some autobuilder is not producing daily kernel packages.

d) Show your external developers the appreciation they deserve.  When a
developer produces a kernel patch which solves a GSM problem, don't
argue with him in public and make him feel that his work is not
appreciated.  Remember these developers are working for you for free.
Embrace what they produce, and *make* *sure* that it makes its way into
the official distribution.  If a developer creates their own downloads
area for kernels with their patches in them, then the development
community manager has failed in their job.

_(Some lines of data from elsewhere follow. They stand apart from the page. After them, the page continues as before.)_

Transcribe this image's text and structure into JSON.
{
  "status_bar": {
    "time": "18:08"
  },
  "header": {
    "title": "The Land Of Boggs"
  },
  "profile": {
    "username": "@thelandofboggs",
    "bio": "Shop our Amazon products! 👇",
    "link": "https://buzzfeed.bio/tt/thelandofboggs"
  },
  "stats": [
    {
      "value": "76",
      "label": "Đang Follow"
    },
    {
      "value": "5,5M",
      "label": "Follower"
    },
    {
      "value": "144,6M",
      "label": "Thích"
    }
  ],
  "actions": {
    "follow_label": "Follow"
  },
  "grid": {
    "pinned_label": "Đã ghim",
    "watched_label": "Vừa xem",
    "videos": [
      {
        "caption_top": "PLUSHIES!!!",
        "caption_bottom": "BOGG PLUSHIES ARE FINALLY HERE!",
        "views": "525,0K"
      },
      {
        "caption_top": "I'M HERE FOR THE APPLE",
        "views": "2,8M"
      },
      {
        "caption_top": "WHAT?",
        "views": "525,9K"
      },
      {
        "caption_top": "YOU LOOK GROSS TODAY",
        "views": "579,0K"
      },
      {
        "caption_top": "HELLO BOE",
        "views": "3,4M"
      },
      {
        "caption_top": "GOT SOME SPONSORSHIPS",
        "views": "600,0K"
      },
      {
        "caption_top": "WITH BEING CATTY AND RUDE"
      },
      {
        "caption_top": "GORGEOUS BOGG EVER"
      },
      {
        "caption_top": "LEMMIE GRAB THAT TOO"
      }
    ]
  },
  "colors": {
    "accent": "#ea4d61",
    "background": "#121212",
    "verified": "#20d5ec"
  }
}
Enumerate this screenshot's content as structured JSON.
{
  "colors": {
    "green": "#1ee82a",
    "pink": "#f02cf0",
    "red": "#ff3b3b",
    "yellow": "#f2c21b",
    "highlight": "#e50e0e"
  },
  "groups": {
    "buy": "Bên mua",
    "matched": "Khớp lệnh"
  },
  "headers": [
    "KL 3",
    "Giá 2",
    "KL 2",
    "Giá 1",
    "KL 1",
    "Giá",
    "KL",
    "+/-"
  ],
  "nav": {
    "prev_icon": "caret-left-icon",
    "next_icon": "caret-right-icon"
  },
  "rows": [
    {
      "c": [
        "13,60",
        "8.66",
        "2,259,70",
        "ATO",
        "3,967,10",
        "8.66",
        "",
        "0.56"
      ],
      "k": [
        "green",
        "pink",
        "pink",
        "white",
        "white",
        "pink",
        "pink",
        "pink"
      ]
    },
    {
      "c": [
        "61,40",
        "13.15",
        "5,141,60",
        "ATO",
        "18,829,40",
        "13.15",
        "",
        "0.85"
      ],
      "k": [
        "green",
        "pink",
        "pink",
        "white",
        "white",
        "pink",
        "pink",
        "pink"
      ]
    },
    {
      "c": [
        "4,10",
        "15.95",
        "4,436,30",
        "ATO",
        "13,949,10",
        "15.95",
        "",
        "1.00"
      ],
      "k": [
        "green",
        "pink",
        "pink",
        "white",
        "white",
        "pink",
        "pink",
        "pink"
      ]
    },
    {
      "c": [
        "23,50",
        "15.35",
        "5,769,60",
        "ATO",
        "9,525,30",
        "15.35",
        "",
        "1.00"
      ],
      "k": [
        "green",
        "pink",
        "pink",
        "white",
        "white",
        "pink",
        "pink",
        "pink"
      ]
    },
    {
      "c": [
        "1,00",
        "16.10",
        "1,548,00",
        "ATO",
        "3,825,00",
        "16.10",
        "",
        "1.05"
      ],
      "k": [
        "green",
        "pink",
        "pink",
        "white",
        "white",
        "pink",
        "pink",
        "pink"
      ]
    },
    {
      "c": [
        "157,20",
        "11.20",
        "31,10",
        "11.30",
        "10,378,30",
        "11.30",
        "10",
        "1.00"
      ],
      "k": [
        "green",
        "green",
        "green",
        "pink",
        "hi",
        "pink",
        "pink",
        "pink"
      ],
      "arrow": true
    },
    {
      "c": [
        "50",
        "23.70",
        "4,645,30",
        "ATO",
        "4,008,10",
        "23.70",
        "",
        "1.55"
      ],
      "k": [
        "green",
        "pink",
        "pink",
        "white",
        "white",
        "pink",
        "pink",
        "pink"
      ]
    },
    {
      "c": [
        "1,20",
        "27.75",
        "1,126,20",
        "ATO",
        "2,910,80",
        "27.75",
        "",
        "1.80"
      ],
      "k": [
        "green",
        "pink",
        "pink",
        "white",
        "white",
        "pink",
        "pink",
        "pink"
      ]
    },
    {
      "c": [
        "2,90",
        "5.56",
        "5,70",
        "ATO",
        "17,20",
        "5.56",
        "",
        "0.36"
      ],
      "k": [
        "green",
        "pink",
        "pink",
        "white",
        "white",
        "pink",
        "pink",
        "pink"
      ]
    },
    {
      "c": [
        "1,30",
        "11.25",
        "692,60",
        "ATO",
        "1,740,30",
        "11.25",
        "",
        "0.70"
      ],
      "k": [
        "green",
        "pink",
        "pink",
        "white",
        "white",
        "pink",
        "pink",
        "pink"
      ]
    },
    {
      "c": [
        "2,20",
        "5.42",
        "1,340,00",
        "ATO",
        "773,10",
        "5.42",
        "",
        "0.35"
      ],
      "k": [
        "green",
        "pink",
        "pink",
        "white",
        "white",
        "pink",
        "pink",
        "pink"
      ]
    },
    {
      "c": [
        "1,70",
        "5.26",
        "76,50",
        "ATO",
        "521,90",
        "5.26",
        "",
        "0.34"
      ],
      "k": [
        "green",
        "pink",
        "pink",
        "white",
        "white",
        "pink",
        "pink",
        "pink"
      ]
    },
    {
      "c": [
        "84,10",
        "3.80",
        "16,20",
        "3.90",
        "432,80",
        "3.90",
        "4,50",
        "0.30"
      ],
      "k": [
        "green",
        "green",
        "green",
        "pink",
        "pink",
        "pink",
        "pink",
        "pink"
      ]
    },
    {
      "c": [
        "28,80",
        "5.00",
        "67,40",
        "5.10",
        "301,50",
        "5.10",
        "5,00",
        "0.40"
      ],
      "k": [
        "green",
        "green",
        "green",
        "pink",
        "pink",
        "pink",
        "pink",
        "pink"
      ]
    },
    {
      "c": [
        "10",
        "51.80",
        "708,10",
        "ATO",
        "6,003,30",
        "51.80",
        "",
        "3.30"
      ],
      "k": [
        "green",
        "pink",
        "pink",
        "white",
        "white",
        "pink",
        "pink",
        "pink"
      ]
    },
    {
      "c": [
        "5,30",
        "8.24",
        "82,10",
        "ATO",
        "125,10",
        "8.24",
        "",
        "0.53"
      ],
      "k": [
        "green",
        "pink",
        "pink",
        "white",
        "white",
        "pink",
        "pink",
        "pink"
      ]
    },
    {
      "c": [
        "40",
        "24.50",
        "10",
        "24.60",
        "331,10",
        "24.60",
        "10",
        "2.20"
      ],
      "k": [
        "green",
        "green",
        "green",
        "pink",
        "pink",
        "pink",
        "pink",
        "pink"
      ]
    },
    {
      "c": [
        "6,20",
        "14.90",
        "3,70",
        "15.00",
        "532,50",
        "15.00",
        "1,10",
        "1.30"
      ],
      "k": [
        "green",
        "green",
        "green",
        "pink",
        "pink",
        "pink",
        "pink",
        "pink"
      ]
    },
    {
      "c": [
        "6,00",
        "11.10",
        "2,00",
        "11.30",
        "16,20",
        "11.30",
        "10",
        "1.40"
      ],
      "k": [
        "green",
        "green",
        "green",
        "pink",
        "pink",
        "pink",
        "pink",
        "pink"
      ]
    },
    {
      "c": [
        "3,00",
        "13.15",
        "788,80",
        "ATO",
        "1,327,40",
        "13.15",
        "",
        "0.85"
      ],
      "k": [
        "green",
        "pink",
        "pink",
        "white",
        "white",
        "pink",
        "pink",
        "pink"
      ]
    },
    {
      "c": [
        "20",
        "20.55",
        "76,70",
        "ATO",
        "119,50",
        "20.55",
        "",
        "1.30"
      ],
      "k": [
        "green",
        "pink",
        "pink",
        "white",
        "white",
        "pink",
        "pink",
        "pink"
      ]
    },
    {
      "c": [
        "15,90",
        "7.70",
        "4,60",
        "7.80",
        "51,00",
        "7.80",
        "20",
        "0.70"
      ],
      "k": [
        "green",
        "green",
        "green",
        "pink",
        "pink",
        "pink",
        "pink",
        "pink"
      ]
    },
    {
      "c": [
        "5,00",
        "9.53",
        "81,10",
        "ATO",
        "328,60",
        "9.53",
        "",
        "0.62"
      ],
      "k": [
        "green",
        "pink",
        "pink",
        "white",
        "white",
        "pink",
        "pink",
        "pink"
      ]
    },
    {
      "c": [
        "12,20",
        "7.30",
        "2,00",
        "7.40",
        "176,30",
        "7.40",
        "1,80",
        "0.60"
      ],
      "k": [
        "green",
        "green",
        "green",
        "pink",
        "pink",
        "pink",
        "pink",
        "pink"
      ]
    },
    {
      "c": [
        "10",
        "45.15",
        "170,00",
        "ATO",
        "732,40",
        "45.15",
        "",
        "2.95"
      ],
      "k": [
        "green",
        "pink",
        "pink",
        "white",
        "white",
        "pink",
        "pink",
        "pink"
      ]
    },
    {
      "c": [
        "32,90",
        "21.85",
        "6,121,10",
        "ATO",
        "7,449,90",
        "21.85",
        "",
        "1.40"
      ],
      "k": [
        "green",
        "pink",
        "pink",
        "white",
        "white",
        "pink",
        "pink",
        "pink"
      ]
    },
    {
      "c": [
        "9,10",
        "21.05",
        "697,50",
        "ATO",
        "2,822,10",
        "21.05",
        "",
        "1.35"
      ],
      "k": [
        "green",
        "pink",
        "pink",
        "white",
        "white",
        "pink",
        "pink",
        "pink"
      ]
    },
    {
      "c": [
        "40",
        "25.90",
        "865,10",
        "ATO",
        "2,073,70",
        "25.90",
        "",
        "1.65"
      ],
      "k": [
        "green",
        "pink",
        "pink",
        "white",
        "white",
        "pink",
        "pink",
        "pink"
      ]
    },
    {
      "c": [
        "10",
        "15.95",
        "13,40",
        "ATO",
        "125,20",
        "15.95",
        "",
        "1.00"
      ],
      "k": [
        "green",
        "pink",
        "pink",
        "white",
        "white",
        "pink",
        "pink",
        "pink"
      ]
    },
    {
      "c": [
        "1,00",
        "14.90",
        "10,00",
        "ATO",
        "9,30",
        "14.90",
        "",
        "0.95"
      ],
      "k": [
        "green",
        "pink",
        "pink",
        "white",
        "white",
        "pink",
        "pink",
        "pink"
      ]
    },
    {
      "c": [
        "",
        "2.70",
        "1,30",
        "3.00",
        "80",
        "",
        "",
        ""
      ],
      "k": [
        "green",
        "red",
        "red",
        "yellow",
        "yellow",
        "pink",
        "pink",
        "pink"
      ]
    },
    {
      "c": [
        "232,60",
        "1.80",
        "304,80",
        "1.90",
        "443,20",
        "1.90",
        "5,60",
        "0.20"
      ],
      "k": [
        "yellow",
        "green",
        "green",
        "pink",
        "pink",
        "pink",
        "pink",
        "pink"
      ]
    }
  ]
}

e) Focus the developers on the critical development needs.  Do this by
continuously reminding the developers of the most critical areas, and
encouraging them to submit solutions to these problems.  Treat those
solutions with utmost respect, never make an external developer feel
that they need to jump through more hoops than your employees to get
something into the official distribution.

f) Treat all the disparate development efforts as part of one "whole".
If you see duplication of effort, talk to those people in private and
nudge them towards joining efforts together in a single development
repository in which they both work, instead of forcing them each to work
in their own disparate development repositories in all corners of the
internet.  Continually encourage consolidation of the lowest levels of
development and structure your repositories and development processes to
allow multiple people to work on those areas in parallel.  There should
never be any areas where there is a single person (especially an
openmoko employee) who feels that they and they alone are allowed to
touch that code.

g) *Never* cause a developer's work to be wasted.  All those developers
who fixed bugs in 2007.2, then 2007.11, then 2008.x, then qtopia, the
FSO - every time that their work is somehow excluded by a decision made
in private you loose the enthusiasm and drive that makes the difference
between a herd of cats and an army of developers.  Keep the developers
aware of the long-term strategy of where you're heading.  Don't surprise
them with something that happened in private.

h) Structure your software architecture for consolidation and stability
at the lowest levels, and multiple co-existing choices at the highest
levels.  For goodness sake, have a *single* kernel that everyone
contributes to and uses.  Make sure that changes in that kernel *never*
break userspace without the person proposing the breakage going out and
proactively working with the userspace people to migrate before the
change is forced upon them by surprise.  Make sure that all the
different choices at the higher levels are all built from the same
source base, in the same set of repositories, and all use the same
official feeds.

i) Never fork wholesale from upstream.  If you need to make a branch,
then talk to upstream and try to make the branch in *their* repo.  If
you need to fork, then fork the absolute minimum set of things possible.
 The current state of org.openembedded.dev in OE vs org.openmoko.dev in
OM is a complete waste of time and effort that has not gained anybody

j) Mantain an autobuilder, and manage it proactively.  Whenever you see
someone mention a package on the mailing lists, make sure that someone
adds that package to the autobuilder so that it's part of the official
feeds.  Have mechanisms where developers can commit source code for a
new package and cause the autobuilder to build and release that package
on the official feeds without any employee intervention.  Treat
third-party feeds and packages listed on third-party websites as
indications that the development community manager has failed in their job.

I say all this based on the experience of running the nslu2-linux.org
project for the last four years, and building a community of over 100
developers and over 10 thousand users all working in common repositories
producing packages and images for four different distributions (targeted
to four different use cases) using the same top-level build system and
ending up in common official feeds on a single official download site.

See the following documents for more details:


-- Rod Whitby
(No, I'm not looking for the job)

More information about the community mailing list